This final growth stage is all about budding and producing resin. During this time, the photoperiod also plays a vital role. That is because cannabis plants require a 12-12 light cycle – or 12 hours of light and 12 hours of darkness – to bloom.
As the days become shorter towards the end of summer (or the start of autumn), the plants naturally receive less sunlight. It also indicates that they are almost at the end of their life cycle. In response, the plants will begin flowering so they can reproduce before winter.
If you’re right on schedule, the buds should be ready for collection by the autumnal equinox, which occurs at around September 22-23. It is important to harvest before the cold sets in. Otherwise, the buds may become moldy. The assumption, of course, is that most of the trichomes have turned milky or cloudy in color, indicating maximum potency. At this point, around 60% to 70% of the pistils would have also have become darker.
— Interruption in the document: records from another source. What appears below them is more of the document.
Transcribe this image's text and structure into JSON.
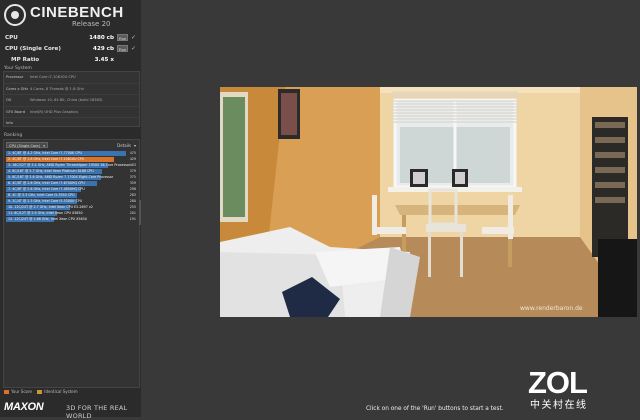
{
  "app": {
    "title": "CINEBENCH",
    "release": "Release 20"
  },
  "scores": [
    {
      "label": "CPU",
      "value": "1480 cb",
      "run": "Run"
    },
    {
      "label": "CPU (Single Core)",
      "value": "429 cb",
      "run": "Run"
    }
  ],
  "mp_ratio": {
    "label": "MP Ratio",
    "value": "3.45 x"
  },
  "system": {
    "title": "Your System",
    "rows": [
      {
        "key": "Processor",
        "value": "Intel Core i7-10610U CPU"
      },
      {
        "key": "Cores x GHz",
        "value": "4 Cores, 8 Threads @ 1.8 GHz"
      },
      {
        "key": "OS",
        "value": "Windows 10, 64 Bit, China (build 18363)"
      },
      {
        "key": "GFX Board",
        "value": "Intel(R) UHD Plus Graphics"
      },
      {
        "key": "Info",
        "value": ""
      }
    ]
  },
  "ranking": {
    "title": "Ranking",
    "mode": "CPU (Single Core)",
    "details": "Details",
    "max": 475,
    "items": [
      {
        "label": "1. 4C/8T @ 4.2 GHz, Intel Core i7-7700K CPU",
        "score": 475,
        "kind": "ref"
      },
      {
        "label": "2. 4C/8T @ 1.8 GHz, Intel Core i7-10610U CPU",
        "score": 429,
        "kind": "yours"
      },
      {
        "label": "3. 16C/32T @ 3.4 GHz, AMD Ryzen Threadripper 1950X 16-Core Processor",
        "score": 403,
        "kind": "ref"
      },
      {
        "label": "4. 8C/16T @ 3.7 GHz, Intel Xeon Platinum 8168 CPU",
        "score": 379,
        "kind": "ref"
      },
      {
        "label": "5. 8C/16T @ 3.6 GHz, AMD Ryzen 7 1700X Eight-Core Processor",
        "score": 375,
        "kind": "ref"
      },
      {
        "label": "6. 4C/8T @ 2.6 GHz, Intel Core i7-6700HQ CPU",
        "score": 359,
        "kind": "ref"
      },
      {
        "label": "7. 4C/8T @ 2.8 GHz, Intel Core i7-4850HQ CPU",
        "score": 298,
        "kind": "ref"
      },
      {
        "label": "8. 4C @ 3.3 GHz, Intel Core i5-3550 CPU",
        "score": 283,
        "kind": "ref"
      },
      {
        "label": "9. 2C/4T @ 2.3 GHz, Intel Core i5-5300U CPU",
        "score": 280,
        "kind": "ref"
      },
      {
        "label": "10. 12C/24T @ 2.7 GHz, Intel Xeon CPU E5-2697 v2",
        "score": 255,
        "kind": "ref"
      },
      {
        "label": "11. 6C/12T @ 2.9 GHz, Intel Xeon CPU X5650",
        "score": 201,
        "kind": "ref"
      },
      {
        "label": "12. 12C/24T @ 2.66 GHz, Intel Xeon CPU X5650",
        "score": 191,
        "kind": "ref"
      }
    ]
  },
  "legend": {
    "your_score": "Your Score",
    "identical": "Identical System"
  },
  "brand": {
    "maxon": "MAXON",
    "tagline": "3D FOR THE REAL WORLD"
  },
  "render": {
    "watermark": "www.renderbaron.de"
  },
  "status": "Click on one of the 'Run' buttons to start a test.",
  "watermark": {
    "zol": "ZOL",
    "zol_sub": "中关村在线"
  },
  "colors": {
    "rank_bar": "#3b73b0",
    "your_bar": "#d8732a",
    "identical": "#c9982f"
  }
}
Note: During the dark cycle, avoid light leaks at all costs. Street lamps and motion sensor lights are common culprits. They can confuse marijuana plants and cause them to revert to the vegetative stage. Worse, the plants can get stressed out, become hermaphrodites, and release pollen everywhere. This can spoil an otherwise high-quality harvest. Consider using garbage bags or light-proof tarps to keep the surroundings pitch-black.
How Much Sunlight for Autoflowering Strains
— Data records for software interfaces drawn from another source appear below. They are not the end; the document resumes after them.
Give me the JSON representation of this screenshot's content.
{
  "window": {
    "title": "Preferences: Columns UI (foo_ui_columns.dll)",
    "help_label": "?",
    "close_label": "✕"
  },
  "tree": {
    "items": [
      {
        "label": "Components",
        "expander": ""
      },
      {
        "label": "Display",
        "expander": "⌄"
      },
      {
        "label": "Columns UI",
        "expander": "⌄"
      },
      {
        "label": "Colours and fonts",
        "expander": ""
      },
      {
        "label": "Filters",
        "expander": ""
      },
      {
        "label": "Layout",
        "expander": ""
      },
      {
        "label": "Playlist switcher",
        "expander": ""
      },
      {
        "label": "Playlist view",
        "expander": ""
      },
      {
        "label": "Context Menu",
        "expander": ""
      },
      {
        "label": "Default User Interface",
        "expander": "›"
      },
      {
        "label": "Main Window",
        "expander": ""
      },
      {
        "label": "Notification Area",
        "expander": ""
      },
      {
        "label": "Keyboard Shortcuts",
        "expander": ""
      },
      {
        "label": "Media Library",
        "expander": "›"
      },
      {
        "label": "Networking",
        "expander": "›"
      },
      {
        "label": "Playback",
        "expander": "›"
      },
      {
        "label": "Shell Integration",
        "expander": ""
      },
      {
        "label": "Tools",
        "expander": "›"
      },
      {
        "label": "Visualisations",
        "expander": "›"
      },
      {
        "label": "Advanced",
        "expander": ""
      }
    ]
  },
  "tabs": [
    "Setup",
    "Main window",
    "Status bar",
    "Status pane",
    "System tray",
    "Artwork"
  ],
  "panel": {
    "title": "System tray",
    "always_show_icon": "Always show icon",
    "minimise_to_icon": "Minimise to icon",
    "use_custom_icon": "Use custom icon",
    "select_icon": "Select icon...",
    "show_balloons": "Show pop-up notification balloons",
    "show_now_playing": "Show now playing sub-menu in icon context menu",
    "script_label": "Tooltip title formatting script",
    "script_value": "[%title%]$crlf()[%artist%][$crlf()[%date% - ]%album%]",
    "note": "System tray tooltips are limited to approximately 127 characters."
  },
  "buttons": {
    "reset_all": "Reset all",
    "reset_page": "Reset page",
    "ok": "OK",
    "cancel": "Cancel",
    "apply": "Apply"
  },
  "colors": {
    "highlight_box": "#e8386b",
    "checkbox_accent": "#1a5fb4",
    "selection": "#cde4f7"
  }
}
Autoflowering seeds grow into plants that do not rely on light changes to start blooming. Instead, they flower automatically, usually after 2-4 weeks of vegetating. After 6 to 8 more weeks, you can begin harvesting the buds.
Modern autos, in general, prefer longer days or more sunlight exposure. But really, you don’t have to worry too much. Compared to photoperiods, they can endure light interruptions and sparse sunshine much better.
A more pressing concern for autos is when to begin growing. If you start by early spring, for example, you can harvest multiple times in a year. Because of their short life cycle, you could start another batch summer, and then in early autumn.
Choose an Optimal Spot
Selecting the gardening site for your outdoor marijuana plants is, without a doubt, one of the most critical decisions you’ll make as a grower. It can be the difference between explosive yields and a meager harvest.
As a rule of thumb, the chosen spot should receive at least five hours of direct sunlight and five more hours of continuous indirect sun exposure every day. Also, during the height of summer, the sun can shine for over 12 hours a day. You want to take advantage of that.
If possible, opt for areas that face the south, which typically get the sun all day. Make sure there are no obstructions like houses, buildings, or large trees. Also, do not forget to keep the plants out of sight. The last thing you want is for pedestrians to notice the garden.